* To do
Count every line below that holds "Google". The answer is the number alone.

* Data under study
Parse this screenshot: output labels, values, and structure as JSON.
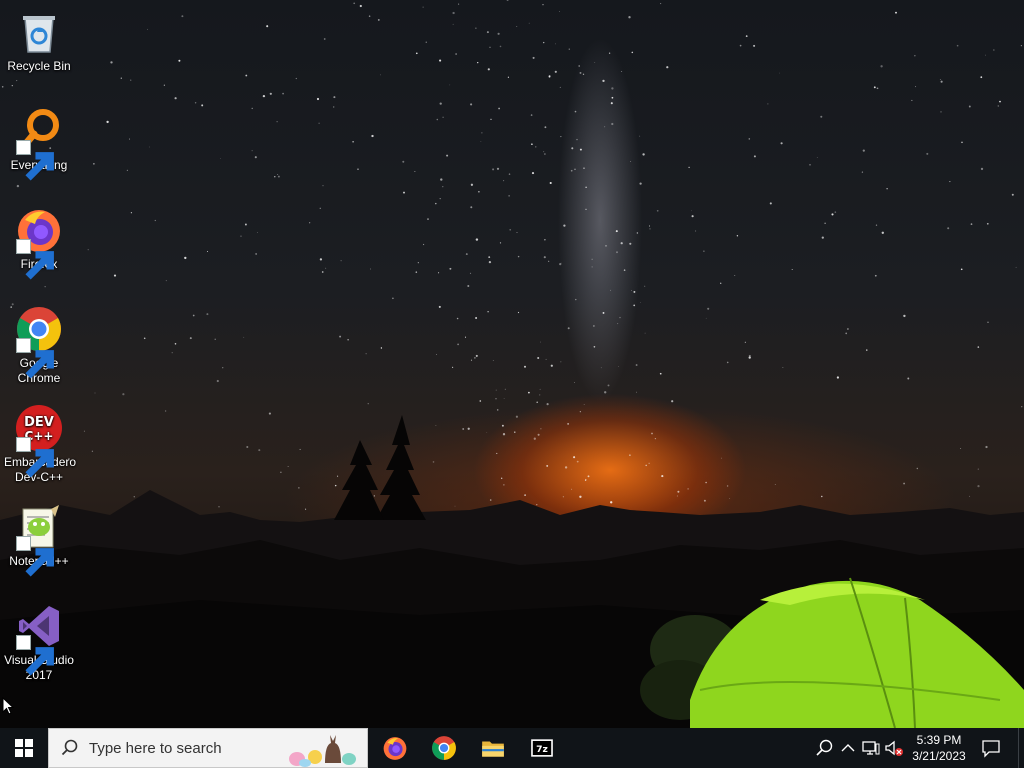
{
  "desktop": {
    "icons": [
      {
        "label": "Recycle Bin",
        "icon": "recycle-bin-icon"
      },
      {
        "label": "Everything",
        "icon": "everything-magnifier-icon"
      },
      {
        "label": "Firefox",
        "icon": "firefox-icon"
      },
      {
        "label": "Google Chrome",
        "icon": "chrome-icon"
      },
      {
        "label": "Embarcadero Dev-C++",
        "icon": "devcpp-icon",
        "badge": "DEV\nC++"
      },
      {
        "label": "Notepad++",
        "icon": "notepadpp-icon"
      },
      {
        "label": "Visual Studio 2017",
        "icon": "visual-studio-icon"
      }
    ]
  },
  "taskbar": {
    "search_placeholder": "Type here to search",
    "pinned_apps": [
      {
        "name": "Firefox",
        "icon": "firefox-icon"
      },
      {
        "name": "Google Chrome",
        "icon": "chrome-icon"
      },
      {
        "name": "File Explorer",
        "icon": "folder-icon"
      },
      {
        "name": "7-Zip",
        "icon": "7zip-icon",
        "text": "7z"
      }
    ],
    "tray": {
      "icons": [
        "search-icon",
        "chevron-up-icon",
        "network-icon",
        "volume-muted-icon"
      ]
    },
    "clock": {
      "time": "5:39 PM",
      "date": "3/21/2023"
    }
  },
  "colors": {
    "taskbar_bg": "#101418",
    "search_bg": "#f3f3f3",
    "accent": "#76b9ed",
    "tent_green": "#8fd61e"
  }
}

* Task result
2